▸ Data section
= = = = = = =

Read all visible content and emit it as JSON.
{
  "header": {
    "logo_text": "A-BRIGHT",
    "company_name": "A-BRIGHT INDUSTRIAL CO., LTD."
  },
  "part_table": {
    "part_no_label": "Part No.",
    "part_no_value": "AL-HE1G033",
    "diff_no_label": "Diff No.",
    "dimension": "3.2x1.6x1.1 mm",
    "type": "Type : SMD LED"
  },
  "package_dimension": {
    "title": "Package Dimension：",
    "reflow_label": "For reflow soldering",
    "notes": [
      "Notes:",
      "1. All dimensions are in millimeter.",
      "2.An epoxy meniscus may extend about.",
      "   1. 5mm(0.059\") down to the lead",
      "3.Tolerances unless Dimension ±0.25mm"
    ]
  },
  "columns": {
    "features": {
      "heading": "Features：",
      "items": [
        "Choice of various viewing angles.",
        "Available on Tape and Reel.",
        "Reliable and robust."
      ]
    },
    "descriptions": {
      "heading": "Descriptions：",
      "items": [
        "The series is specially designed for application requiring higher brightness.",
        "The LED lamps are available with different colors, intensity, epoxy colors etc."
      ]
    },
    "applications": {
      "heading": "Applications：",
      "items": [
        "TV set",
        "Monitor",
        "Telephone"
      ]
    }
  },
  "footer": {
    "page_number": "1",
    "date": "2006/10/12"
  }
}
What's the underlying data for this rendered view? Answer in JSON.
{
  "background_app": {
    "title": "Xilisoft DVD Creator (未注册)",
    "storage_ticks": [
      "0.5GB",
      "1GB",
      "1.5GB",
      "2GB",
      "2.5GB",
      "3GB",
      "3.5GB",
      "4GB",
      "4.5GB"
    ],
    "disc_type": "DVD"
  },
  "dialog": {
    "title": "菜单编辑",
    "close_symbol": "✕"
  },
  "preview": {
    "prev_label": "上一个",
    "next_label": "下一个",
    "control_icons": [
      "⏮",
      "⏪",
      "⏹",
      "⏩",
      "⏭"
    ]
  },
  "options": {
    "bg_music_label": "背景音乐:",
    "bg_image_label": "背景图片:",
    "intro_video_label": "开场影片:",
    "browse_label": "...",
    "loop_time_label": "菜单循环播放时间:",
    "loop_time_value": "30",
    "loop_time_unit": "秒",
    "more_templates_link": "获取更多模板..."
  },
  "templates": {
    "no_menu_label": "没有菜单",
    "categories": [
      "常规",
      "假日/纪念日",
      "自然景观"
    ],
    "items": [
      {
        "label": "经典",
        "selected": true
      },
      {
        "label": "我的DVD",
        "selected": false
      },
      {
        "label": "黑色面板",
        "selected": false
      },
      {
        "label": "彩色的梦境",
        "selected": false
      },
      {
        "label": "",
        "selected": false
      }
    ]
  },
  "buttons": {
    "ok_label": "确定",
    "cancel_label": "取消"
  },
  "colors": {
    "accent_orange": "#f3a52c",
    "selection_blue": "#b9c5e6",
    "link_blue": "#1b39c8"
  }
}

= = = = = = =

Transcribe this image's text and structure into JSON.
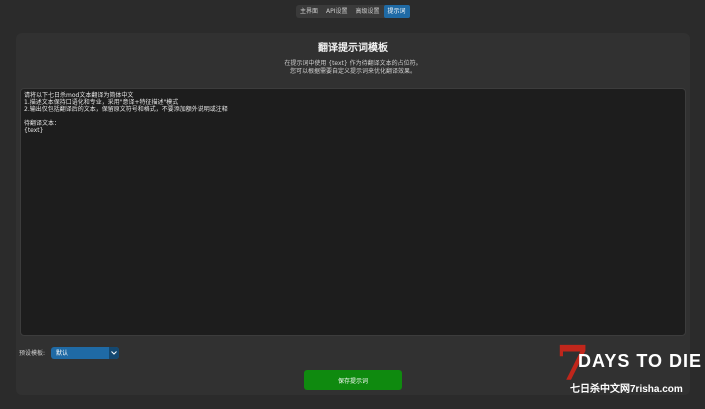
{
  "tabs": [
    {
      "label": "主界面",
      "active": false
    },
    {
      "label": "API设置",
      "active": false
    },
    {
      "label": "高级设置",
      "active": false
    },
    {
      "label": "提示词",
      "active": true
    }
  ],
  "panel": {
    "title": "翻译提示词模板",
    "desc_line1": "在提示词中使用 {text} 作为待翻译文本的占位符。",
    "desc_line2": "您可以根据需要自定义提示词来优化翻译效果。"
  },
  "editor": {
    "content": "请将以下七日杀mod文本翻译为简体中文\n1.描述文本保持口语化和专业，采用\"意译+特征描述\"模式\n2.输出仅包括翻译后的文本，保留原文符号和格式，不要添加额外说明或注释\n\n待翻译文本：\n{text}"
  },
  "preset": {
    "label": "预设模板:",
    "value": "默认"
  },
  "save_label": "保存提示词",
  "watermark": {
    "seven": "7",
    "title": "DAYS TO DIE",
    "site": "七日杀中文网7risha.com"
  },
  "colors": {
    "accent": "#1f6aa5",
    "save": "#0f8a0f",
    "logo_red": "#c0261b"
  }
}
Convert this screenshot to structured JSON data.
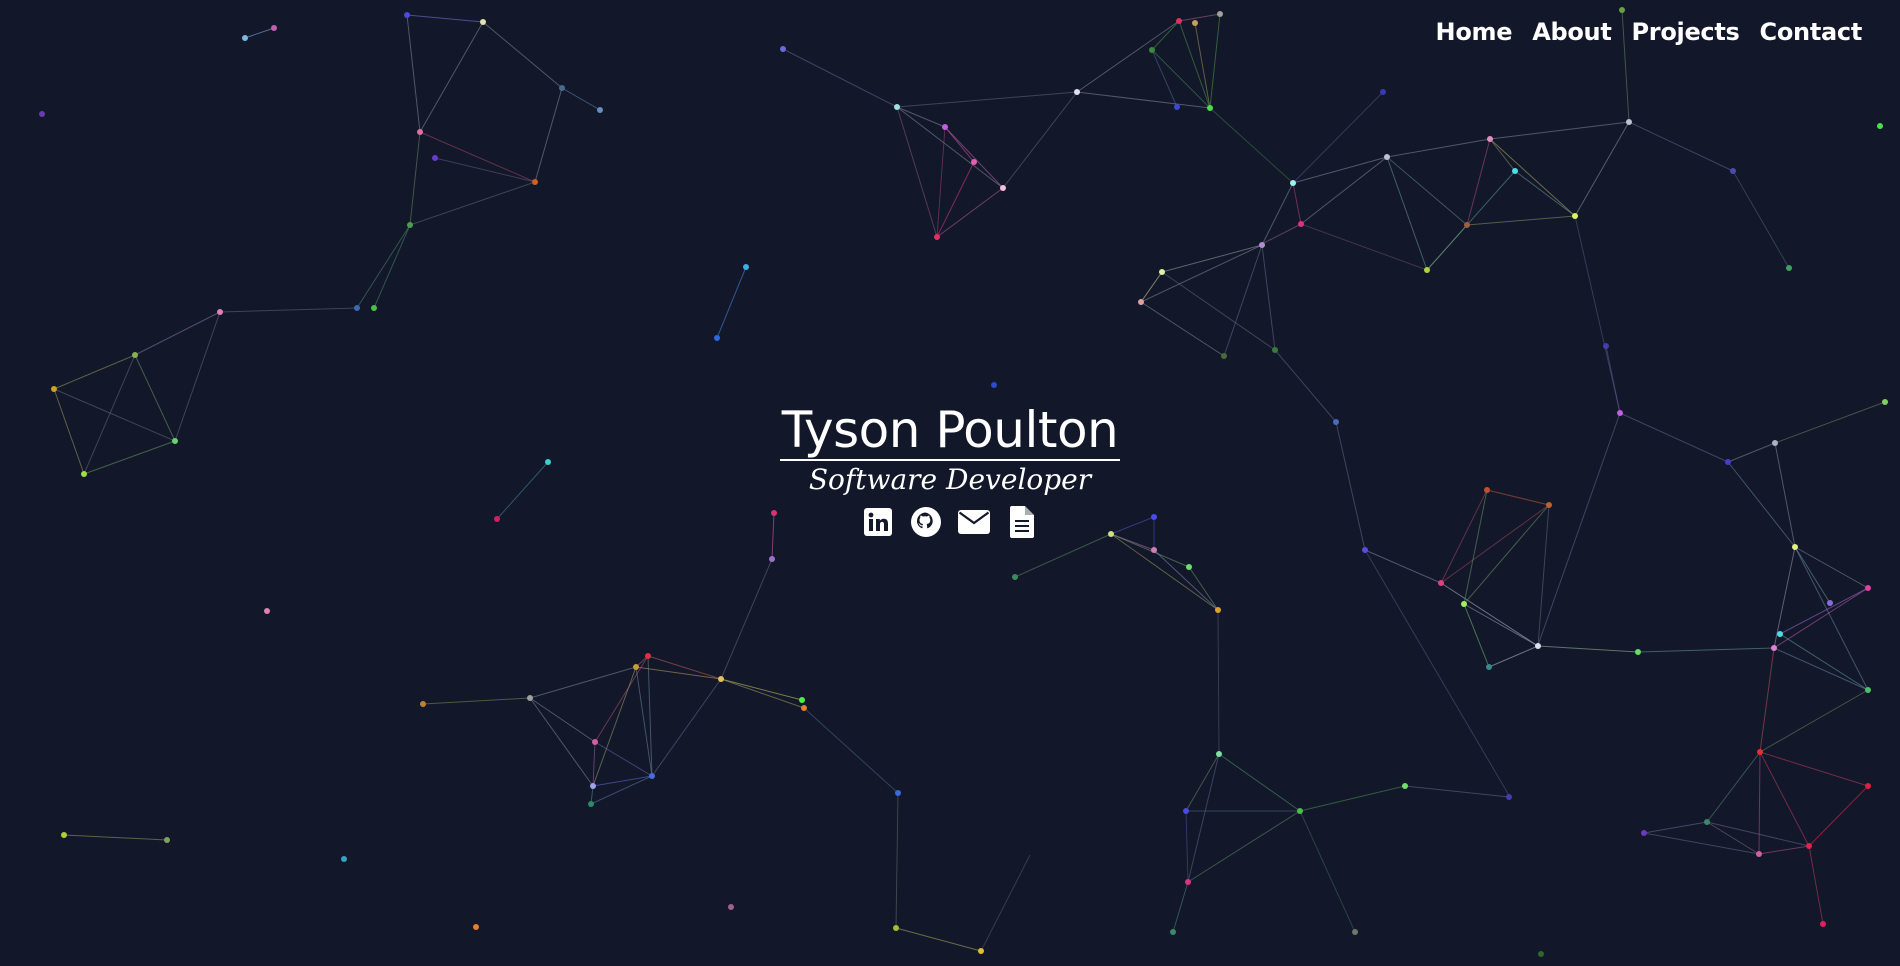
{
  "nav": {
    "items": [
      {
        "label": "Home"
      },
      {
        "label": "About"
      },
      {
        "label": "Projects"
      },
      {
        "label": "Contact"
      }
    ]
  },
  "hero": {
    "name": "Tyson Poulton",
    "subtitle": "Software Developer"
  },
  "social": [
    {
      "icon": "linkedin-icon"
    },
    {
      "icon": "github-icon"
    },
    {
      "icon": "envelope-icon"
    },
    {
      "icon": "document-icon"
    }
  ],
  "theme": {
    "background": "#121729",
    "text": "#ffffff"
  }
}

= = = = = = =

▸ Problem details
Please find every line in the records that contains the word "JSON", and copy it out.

▸ Answer area
Read all visible content and emit it as JSON.
What's the underlying data for this rendered view? Answer in JSON.
Transcribe this image's text and structure into JSON.
Convert this screenshot to structured JSON data.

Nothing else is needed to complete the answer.